* **Activity**
From the data below, return each line in which the string "toll" is found.

Data for processing START

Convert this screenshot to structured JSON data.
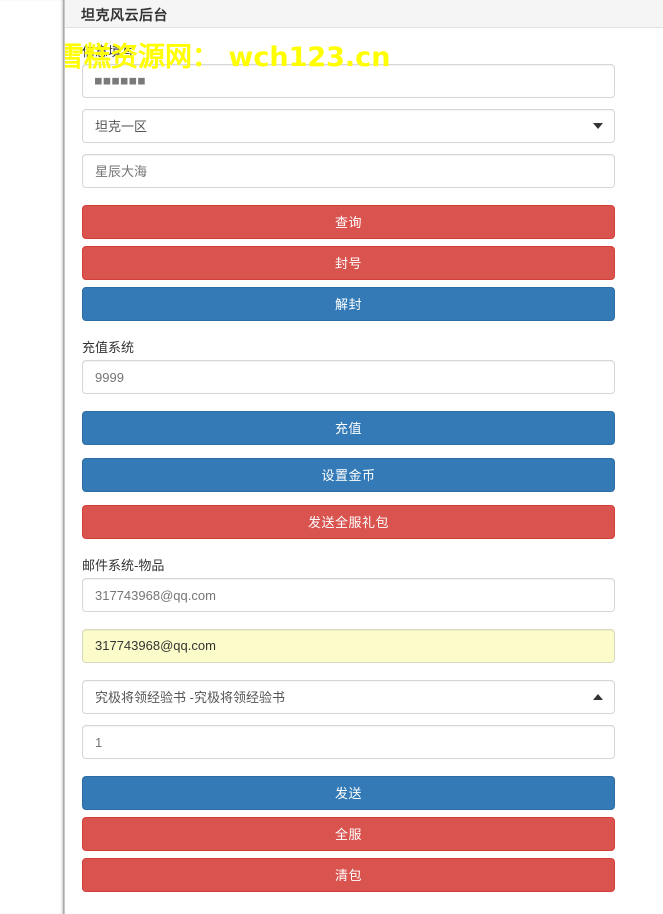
{
  "window": {
    "title": "坦克风云后台"
  },
  "watermark": {
    "text": "雪糕资源网：  wch123.cn",
    "color": "#ffff00"
  },
  "theme": {
    "danger_color": "#d9534f",
    "primary_color": "#337ab7",
    "autofill_color": "#fcfccb",
    "header_bg": "#f5f5f5"
  },
  "sections": {
    "info": {
      "label": "信息填写",
      "password_value": "■■■■■■",
      "password_placeholder": "",
      "server_select_value": "坦克一区",
      "server_select_options": [
        "坦克一区"
      ],
      "nickname_placeholder": "星辰大海",
      "nickname_value": "",
      "buttons": {
        "query": "查询",
        "ban": "封号",
        "unban": "解封"
      }
    },
    "recharge": {
      "label": "充值系统",
      "amount_placeholder": "9999",
      "amount_value": "",
      "buttons": {
        "recharge": "充值",
        "set_coin": "设置金币",
        "send_all_server_gift": "发送全服礼包"
      }
    },
    "mail": {
      "label": "邮件系统-物品",
      "email_placeholder": "317743968@qq.com",
      "email_value": "",
      "email_autofill_value": "317743968@qq.com",
      "item_select_value": "究极将领经验书 -究极将领经验书",
      "item_select_options": [
        "究极将领经验书 -究极将领经验书"
      ],
      "quantity_placeholder": "1",
      "quantity_value": "",
      "buttons": {
        "send": "发送",
        "all_server": "全服",
        "clear_bag": "清包"
      }
    }
  },
  "icons": {
    "chevron_down": "chevron-down-icon",
    "chevron_up": "chevron-up-icon"
  }
}
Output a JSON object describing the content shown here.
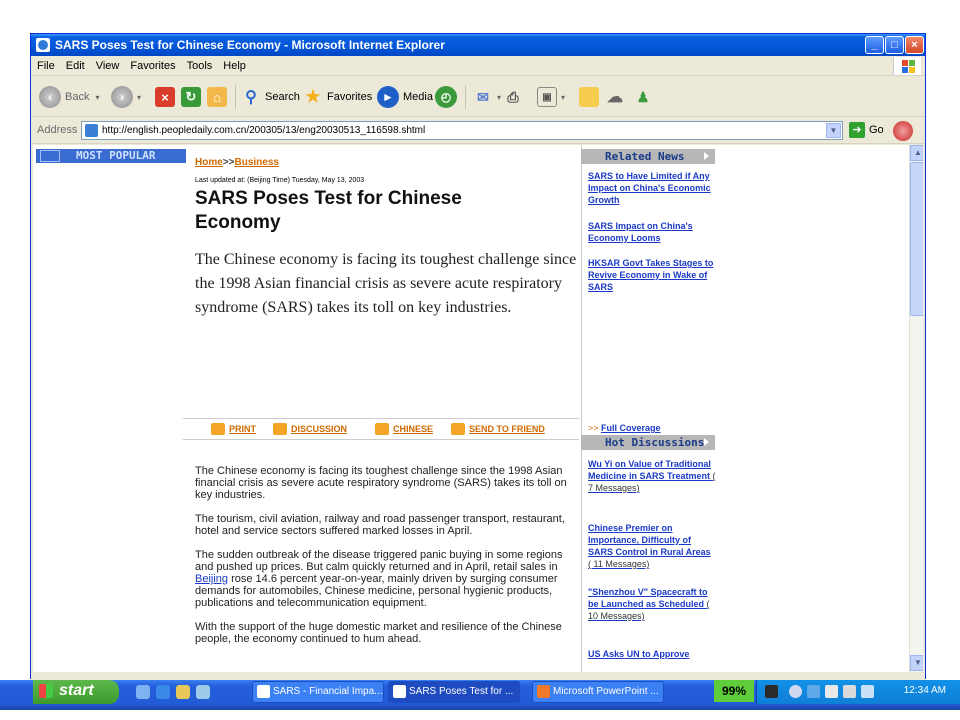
{
  "window": {
    "title": "SARS Poses Test for Chinese Economy - Microsoft Internet Explorer"
  },
  "menu": [
    "File",
    "Edit",
    "View",
    "Favorites",
    "Tools",
    "Help"
  ],
  "toolbar": {
    "back": "Back",
    "search": "Search",
    "favorites": "Favorites",
    "media": "Media"
  },
  "address": {
    "label": "Address",
    "url": "http://english.peopledaily.com.cn/200305/13/eng20030513_116598.shtml",
    "go": "Go"
  },
  "page": {
    "most_popular": "MOST POPULAR",
    "breadcrumb": {
      "home": "Home",
      "separator": ">>",
      "section": "Business"
    },
    "updated": "Last updated at: (Beijing Time) Tuesday, May 13, 2003",
    "headline": "SARS Poses Test for Chinese Economy",
    "lede": "The Chinese economy is facing its toughest challenge since the 1998 Asian financial crisis as severe acute respiratory syndrome (SARS) takes its toll on key industries.",
    "tools": [
      "PRINT",
      "DISCUSSION",
      "CHINESE",
      "SEND TO FRIEND"
    ],
    "paragraphs": {
      "p1": "The Chinese economy is facing its toughest challenge since the 1998 Asian financial crisis as severe acute respiratory syndrome (SARS) takes its toll on key industries.",
      "p2": "The tourism, civil aviation, railway and road passenger transport, restaurant, hotel and service sectors suffered marked losses in April.",
      "p3a": "The sudden outbreak of the disease triggered panic buying in some regions and pushed up prices. But calm quickly returned and in April, retail sales in ",
      "p3link": "Beijing",
      "p3b": " rose 14.6 percent year-on-year, mainly driven by surging consumer demands for automobiles, Chinese medicine, personal hygienic products, publications and telecommunication equipment.",
      "p4": "With the support of the huge domestic market and resilience of the Chinese people, the economy continued to hum ahead."
    }
  },
  "related": {
    "heading": "Related News",
    "items": [
      "SARS to Have Limited if Any Impact on China's Economic Growth",
      "SARS Impact on China's Economy Looms",
      "HKSAR Govt Takes Stages to Revive Economy in Wake of SARS"
    ],
    "full_prefix": ">>",
    "full_link": "Full Coverage"
  },
  "hot": {
    "heading": "Hot Discussions",
    "items": [
      {
        "title": "Wu Yi on Value of Traditional Medicine in SARS Treatment",
        "msgs": "( 7 Messages)"
      },
      {
        "title": "Chinese Premier on Importance, Difficulty of SARS Control in Rural Areas",
        "msgs": "( 11 Messages)"
      },
      {
        "title": "\"Shenzhou V\" Spacecraft to be Launched as Scheduled",
        "msgs": "( 10 Messages)"
      },
      {
        "title": "US Asks UN to Approve",
        "msgs": ""
      }
    ]
  },
  "taskbar": {
    "start": "start",
    "tasks": [
      "SARS - Financial Impa...",
      "SARS Poses Test for ...",
      "Microsoft PowerPoint ..."
    ],
    "battery": "99%",
    "clock": "12:34 AM"
  },
  "colors": {
    "link_blue": "#1a3ac8",
    "link_orange": "#d06a00",
    "xp_blue": "#0556d9"
  }
}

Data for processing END

* **Answer below**
    "lede": "The Chinese economy is facing its toughest challenge since the 1998 Asian financial crisis as severe acute respiratory syndrome (SARS) takes its toll on key industries.",
      "p1": "The Chinese economy is facing its toughest challenge since the 1998 Asian financial crisis as severe acute respiratory syndrome (SARS) takes its toll on key industries.",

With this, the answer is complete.